▶ **TASK TO COMPLETE**:
Reproduce every entry precisely as written.

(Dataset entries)
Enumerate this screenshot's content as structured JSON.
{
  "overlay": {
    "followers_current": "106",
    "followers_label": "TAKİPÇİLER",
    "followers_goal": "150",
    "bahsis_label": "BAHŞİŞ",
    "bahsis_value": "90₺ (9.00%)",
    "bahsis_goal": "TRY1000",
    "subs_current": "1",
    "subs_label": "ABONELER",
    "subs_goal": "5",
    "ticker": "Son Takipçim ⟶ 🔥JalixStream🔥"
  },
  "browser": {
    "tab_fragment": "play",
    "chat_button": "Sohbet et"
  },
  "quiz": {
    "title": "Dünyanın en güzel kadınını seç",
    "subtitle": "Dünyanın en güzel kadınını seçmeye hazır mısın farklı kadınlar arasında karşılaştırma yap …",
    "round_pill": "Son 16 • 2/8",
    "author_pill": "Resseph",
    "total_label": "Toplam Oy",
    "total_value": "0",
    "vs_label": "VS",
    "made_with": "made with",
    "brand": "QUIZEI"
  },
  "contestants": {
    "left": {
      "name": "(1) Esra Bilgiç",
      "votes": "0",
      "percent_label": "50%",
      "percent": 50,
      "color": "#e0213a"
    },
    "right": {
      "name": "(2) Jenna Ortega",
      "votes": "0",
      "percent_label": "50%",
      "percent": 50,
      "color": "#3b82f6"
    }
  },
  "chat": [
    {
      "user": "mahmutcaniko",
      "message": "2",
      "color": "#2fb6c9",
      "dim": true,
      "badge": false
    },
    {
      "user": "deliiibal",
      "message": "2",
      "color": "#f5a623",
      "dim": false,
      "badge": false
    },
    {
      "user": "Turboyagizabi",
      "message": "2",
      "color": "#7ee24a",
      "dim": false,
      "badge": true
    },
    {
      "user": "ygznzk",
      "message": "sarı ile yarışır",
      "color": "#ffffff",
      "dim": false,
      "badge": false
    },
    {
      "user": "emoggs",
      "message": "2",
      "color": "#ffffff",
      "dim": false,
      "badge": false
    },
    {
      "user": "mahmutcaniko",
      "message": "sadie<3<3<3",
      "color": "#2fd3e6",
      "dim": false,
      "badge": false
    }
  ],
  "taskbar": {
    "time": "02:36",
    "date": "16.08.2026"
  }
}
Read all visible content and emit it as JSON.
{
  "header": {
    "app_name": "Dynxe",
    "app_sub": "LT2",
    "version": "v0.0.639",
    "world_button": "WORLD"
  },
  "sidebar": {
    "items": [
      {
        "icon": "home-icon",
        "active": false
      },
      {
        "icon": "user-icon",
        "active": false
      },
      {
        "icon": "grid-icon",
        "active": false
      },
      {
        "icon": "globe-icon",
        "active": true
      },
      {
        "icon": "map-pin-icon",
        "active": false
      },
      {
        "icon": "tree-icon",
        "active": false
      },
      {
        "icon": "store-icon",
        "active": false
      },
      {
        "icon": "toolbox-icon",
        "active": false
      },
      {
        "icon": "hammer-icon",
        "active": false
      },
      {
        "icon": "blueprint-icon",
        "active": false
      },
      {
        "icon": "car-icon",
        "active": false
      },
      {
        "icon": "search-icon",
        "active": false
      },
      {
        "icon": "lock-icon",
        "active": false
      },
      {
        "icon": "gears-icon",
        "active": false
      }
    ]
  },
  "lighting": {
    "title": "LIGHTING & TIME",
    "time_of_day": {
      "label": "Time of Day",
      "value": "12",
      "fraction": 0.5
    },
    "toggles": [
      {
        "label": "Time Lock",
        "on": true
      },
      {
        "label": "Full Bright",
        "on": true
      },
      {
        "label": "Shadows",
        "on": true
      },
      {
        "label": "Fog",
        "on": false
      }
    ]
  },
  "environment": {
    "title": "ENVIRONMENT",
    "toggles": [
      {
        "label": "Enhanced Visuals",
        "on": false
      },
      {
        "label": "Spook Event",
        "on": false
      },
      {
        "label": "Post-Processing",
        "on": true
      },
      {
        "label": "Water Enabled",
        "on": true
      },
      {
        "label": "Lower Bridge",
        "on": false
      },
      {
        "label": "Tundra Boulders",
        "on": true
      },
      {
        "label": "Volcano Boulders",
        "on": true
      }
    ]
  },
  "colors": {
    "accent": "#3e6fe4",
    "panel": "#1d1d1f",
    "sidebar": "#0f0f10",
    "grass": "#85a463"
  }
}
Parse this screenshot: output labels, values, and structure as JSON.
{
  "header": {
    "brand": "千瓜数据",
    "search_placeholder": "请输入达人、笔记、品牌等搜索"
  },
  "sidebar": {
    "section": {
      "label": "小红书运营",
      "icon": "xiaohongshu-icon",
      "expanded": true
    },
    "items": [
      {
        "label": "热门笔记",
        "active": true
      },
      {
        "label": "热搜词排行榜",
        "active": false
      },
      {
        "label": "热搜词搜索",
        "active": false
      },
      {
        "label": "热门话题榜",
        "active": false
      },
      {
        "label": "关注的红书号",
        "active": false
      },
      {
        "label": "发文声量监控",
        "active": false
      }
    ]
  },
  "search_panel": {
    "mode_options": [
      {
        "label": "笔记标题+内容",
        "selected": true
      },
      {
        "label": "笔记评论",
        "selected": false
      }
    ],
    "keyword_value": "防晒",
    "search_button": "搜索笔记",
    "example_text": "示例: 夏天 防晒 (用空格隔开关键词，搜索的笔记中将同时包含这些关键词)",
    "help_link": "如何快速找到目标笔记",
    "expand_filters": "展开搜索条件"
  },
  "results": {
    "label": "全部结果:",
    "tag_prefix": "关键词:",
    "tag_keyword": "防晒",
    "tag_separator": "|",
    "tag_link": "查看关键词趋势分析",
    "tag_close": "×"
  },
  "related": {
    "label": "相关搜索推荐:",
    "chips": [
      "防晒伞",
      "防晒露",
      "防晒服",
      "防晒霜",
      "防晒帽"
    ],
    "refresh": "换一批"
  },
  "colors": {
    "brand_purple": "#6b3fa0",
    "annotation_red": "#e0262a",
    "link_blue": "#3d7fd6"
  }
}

▶ **YOUR RESPONSE**:
Enumerate this screenshot's content as structured JSON.
{
  "overlay": {
    "followers_current": "106",
    "followers_label": "TAKİPÇİLER",
    "followers_goal": "150",
    "bahsis_label": "BAHŞİŞ",
    "bahsis_value": "90₺ (9.00%)",
    "bahsis_goal": "TRY1000",
    "subs_current": "1",
    "subs_label": "ABONELER",
    "subs_goal": "5",
    "ticker": "Son Takipçim ⟶ 🔥JalixStream🔥"
  },
  "browser": {
    "tab_fragment": "play",
    "chat_button": "Sohbet et"
  },
  "quiz": {
    "title": "Dünyanın en güzel kadınını seç",
    "subtitle": "Dünyanın en güzel kadınını seçmeye hazır mısın farklı kadınlar arasında karşılaştırma yap …",
    "round_pill": "Son 16 • 2/8",
    "author_pill": "Resseph",
    "total_label": "Toplam Oy",
    "total_value": "0",
    "vs_label": "VS",
    "made_with": "made with",
    "brand": "QUIZEI"
  },
  "contestants": {
    "left": {
      "name": "(1) Esra Bilgiç",
      "votes": "0",
      "percent_label": "50%",
      "percent": 50,
      "color": "#e0213a"
    },
    "right": {
      "name": "(2) Jenna Ortega",
      "votes": "0",
      "percent_label": "50%",
      "percent": 50,
      "color": "#3b82f6"
    }
  },
  "chat": [
    {
      "user": "mahmutcaniko",
      "message": "2",
      "color": "#2fb6c9",
      "dim": true,
      "badge": false
    },
    {
      "user": "deliiibal",
      "message": "2",
      "color": "#f5a623",
      "dim": false,
      "badge": false
    },
    {
      "user": "Turboyagizabi",
      "message": "2",
      "color": "#7ee24a",
      "dim": false,
      "badge": true
    },
    {
      "user": "ygznzk",
      "message": "sarı ile yarışır",
      "color": "#ffffff",
      "dim": false,
      "badge": false
    },
    {
      "user": "emoggs",
      "message": "2",
      "color": "#ffffff",
      "dim": false,
      "badge": false
    },
    {
      "user": "mahmutcaniko",
      "message": "sadie<3<3<3",
      "color": "#2fd3e6",
      "dim": false,
      "badge": false
    }
  ],
  "taskbar": {
    "time": "02:36",
    "date": "16.08.2026"
  }
}
Read all visible content and emit it as JSON.
{
  "header": {
    "app_name": "Dynxe",
    "app_sub": "LT2",
    "version": "v0.0.639",
    "world_button": "WORLD"
  },
  "sidebar": {
    "items": [
      {
        "icon": "home-icon",
        "active": false
      },
      {
        "icon": "user-icon",
        "active": false
      },
      {
        "icon": "grid-icon",
        "active": false
      },
      {
        "icon": "globe-icon",
        "active": true
      },
      {
        "icon": "map-pin-icon",
        "active": false
      },
      {
        "icon": "tree-icon",
        "active": false
      },
      {
        "icon": "store-icon",
        "active": false
      },
      {
        "icon": "toolbox-icon",
        "active": false
      },
      {
        "icon": "hammer-icon",
        "active": false
      },
      {
        "icon": "blueprint-icon",
        "active": false
      },
      {
        "icon": "car-icon",
        "active": false
      },
      {
        "icon": "search-icon",
        "active": false
      },
      {
        "icon": "lock-icon",
        "active": false
      },
      {
        "icon": "gears-icon",
        "active": false
      }
    ]
  },
  "lighting": {
    "title": "LIGHTING & TIME",
    "time_of_day": {
      "label": "Time of Day",
      "value": "12",
      "fraction": 0.5
    },
    "toggles": [
      {
        "label": "Time Lock",
        "on": true
      },
      {
        "label": "Full Bright",
        "on": true
      },
      {
        "label": "Shadows",
        "on": true
      },
      {
        "label": "Fog",
        "on": false
      }
    ]
  },
  "environment": {
    "title": "ENVIRONMENT",
    "toggles": [
      {
        "label": "Enhanced Visuals",
        "on": false
      },
      {
        "label": "Spook Event",
        "on": false
      },
      {
        "label": "Post-Processing",
        "on": true
      },
      {
        "label": "Water Enabled",
        "on": true
      },
      {
        "label": "Lower Bridge",
        "on": false
      },
      {
        "label": "Tundra Boulders",
        "on": true
      },
      {
        "label": "Volcano Boulders",
        "on": true
      }
    ]
  },
  "colors": {
    "accent": "#3e6fe4",
    "panel": "#1d1d1f",
    "sidebar": "#0f0f10",
    "grass": "#85a463"
  }
}
Parse this screenshot: output labels, values, and structure as JSON.
{
  "header": {
    "brand": "千瓜数据",
    "search_placeholder": "请输入达人、笔记、品牌等搜索"
  },
  "sidebar": {
    "section": {
      "label": "小红书运营",
      "icon": "xiaohongshu-icon",
      "expanded": true
    },
    "items": [
      {
        "label": "热门笔记",
        "active": true
      },
      {
        "label": "热搜词排行榜",
        "active": false
      },
      {
        "label": "热搜词搜索",
        "active": false
      },
      {
        "label": "热门话题榜",
        "active": false
      },
      {
        "label": "关注的红书号",
        "active": false
      },
      {
        "label": "发文声量监控",
        "active": false
      }
    ]
  },
  "search_panel": {
    "mode_options": [
      {
        "label": "笔记标题+内容",
        "selected": true
      },
      {
        "label": "笔记评论",
        "selected": false
      }
    ],
    "keyword_value": "防晒",
    "search_button": "搜索笔记",
    "example_text": "示例: 夏天 防晒 (用空格隔开关键词，搜索的笔记中将同时包含这些关键词)",
    "help_link": "如何快速找到目标笔记",
    "expand_filters": "展开搜索条件"
  },
  "results": {
    "label": "全部结果:",
    "tag_prefix": "关键词:",
    "tag_keyword": "防晒",
    "tag_separator": "|",
    "tag_link": "查看关键词趋势分析",
    "tag_close": "×"
  },
  "related": {
    "label": "相关搜索推荐:",
    "chips": [
      "防晒伞",
      "防晒露",
      "防晒服",
      "防晒霜",
      "防晒帽"
    ],
    "refresh": "换一批"
  },
  "colors": {
    "brand_purple": "#6b3fa0",
    "annotation_red": "#e0262a",
    "link_blue": "#3d7fd6"
  }
}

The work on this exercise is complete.